The company is called Amdahl Corporation, and from what we've found, they build world-class technology infrastructures upon which today's leading companies base their futures. It's no doubt that technology will be the driving force behind the success of most companies in this next Millennium, but how they utilize and integrate this technology will decide their fates. We spoke to a giant in the information technology world. Founded in 1970 and employing more than 12,000 people in 33 countries, Amdahl is hailed as a trusted advisor to the Mega-corporations driving industry and commerce.

As a wholly owned subsidiary of Fujitsu Limited, Amdahl Corporation has the unique capability to leverage a legacy of technology and expertise in providing business infrastructure solutions for global organizations.

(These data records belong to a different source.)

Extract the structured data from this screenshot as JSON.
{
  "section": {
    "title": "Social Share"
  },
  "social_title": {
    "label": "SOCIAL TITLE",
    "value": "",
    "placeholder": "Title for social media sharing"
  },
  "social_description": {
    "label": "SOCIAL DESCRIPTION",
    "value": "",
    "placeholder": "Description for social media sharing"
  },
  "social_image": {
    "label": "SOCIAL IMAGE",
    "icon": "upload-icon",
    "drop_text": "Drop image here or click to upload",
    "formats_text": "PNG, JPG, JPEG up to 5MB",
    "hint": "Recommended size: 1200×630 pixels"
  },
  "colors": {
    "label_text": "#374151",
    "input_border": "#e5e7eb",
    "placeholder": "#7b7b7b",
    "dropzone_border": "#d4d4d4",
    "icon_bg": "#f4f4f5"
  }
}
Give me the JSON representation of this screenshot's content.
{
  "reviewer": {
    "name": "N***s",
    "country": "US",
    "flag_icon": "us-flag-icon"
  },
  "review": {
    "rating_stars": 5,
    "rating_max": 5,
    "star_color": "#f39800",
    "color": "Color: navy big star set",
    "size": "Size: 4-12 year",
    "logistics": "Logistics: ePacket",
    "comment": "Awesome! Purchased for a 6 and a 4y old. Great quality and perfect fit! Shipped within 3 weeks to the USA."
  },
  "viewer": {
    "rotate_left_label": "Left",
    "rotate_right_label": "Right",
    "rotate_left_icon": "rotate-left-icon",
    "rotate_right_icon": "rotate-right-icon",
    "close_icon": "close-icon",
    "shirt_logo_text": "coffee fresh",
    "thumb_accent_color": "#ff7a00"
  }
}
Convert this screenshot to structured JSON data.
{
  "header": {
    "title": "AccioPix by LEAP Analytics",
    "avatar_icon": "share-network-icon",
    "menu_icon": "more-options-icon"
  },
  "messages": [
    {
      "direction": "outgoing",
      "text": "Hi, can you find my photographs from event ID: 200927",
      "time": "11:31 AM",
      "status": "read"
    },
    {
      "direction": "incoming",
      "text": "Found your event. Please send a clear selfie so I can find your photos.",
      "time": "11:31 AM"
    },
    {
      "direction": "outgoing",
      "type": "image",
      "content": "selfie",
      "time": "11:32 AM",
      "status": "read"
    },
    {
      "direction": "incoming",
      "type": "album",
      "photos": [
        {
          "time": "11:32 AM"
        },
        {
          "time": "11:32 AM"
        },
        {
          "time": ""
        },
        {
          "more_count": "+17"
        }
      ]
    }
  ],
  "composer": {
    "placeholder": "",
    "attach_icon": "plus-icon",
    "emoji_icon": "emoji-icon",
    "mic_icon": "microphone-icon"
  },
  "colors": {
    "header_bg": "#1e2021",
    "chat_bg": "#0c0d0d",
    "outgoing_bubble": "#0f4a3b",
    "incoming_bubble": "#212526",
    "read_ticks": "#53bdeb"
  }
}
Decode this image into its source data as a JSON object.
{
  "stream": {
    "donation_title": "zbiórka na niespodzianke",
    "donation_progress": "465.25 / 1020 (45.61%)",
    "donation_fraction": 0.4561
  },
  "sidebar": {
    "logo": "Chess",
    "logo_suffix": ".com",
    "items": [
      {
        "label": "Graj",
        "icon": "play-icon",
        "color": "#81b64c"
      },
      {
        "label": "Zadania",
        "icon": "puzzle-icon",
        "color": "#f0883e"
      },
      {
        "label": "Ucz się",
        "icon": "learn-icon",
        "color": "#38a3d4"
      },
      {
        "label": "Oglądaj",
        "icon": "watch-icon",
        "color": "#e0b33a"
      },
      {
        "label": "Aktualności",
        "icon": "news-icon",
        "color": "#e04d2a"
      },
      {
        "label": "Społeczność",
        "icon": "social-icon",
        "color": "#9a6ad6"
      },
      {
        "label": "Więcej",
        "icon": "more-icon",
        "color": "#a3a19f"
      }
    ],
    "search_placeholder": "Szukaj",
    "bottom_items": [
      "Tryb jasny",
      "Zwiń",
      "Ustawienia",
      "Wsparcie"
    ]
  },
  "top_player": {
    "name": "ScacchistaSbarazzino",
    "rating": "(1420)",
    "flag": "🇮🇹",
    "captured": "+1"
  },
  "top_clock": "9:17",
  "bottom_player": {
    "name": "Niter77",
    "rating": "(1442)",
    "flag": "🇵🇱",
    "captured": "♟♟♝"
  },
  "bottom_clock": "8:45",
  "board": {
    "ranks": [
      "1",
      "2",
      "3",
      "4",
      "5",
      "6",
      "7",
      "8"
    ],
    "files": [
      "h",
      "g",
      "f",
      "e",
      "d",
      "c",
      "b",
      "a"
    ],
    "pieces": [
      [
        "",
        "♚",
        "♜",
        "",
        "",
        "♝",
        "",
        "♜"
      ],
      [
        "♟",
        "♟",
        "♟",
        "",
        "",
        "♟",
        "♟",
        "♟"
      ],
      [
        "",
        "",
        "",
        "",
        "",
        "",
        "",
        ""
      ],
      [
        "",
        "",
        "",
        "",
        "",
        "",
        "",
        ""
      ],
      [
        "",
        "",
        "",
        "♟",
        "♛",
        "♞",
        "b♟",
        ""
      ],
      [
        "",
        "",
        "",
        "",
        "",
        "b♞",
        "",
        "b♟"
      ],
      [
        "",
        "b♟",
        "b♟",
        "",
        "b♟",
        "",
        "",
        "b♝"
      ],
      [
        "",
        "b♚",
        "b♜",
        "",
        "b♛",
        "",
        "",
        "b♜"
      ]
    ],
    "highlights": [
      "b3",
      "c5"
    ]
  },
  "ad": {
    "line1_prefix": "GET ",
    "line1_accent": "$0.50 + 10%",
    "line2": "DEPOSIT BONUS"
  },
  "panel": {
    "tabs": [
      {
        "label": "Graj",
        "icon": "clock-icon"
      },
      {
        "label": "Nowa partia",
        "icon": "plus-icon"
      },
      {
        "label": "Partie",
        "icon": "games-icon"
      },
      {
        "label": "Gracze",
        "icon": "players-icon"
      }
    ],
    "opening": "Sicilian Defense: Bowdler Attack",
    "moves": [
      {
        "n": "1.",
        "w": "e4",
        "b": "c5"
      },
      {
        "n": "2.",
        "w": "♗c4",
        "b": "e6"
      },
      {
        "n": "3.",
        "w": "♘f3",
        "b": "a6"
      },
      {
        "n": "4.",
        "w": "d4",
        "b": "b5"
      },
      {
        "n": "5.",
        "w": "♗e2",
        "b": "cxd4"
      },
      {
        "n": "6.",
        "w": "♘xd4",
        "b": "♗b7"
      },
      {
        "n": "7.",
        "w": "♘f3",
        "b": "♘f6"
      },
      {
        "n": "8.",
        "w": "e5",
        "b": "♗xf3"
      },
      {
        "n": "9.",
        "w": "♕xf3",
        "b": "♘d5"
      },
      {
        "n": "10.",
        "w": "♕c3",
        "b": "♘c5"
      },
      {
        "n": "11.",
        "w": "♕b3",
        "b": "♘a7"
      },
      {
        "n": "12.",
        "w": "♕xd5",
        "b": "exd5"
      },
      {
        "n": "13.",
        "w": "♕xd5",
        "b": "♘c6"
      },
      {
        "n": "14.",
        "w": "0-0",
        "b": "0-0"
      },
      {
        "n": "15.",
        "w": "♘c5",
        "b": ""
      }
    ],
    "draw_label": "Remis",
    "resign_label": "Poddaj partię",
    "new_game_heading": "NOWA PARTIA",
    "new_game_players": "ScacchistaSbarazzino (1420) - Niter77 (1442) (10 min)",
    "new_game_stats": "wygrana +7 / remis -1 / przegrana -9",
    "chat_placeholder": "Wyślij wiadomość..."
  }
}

Providing these organizations with the ability to migrate and replicate enterprise-wide data with no application downtime is an attribute very few can boast.

The combination of leading edge technologies, worldwide deployment expertise and global support structures, provides a true single source for business and technical leverage that will define and support the leading companies of the new Millennium. And as every major corporation strategically tries to position itself to meet the demands placed on them by a growing competitive environment, companies possessing the ability to provide this support will undoubtedly set themselves apart.

Our visit to the Amdahl Corporation has came after an arduous selection process. Admittedly, while there are quite a few companies in this industry purporting to have similar capabilities, none came close enough to earn the distinction this corporation has over the last thirty years.

The next generation of e-business solutions will probably be characterized by those companies able to become architects of an age where electronic solutions are our primary remedy. And if you believe this to be the case, then the prowess and capabilities displayed by Amdahl in our investigation, are evidence enough to understand why they are held in such high esteem by corporations such as Microsoft, Intel, Sun Micro Systems and Oracle Corporation.

Although it's still extremely early in the Internet's development it is believed that it may soon offer trillions of dollars of opportunity to businesses. A recent study by the University of Texas reckons that the Internet economy, including revenues from e-commerce, software and infrastructure, will climb to over $700 billion in the year 2000. Compared with the expected $340 billion, or 4% growth in the US GDP, the Internet is expected to a majestic 70% growth from 1999 to 2000.

The future of e-business is intertwined with that of software and services companies. And as the future holds vast opportunity for these companies, they continue to consistently redefine not only the way business is done, but also how we shop, communicate, advertise, entertain ourselves and manage our finances. Although e-companies embody wildly different business models, the long-term success of the Internet revolution depends on their innovations.

In a perfect world innovation would create a virtual cycle, with faster networks driving more e-commerce, creating a need for even better networks. When corporations like Amdahl are able to set the example by consistently improving the base standard upon which e-business is conducted, it becomes understandable why so many predictions and grand projections are made by the industry experts.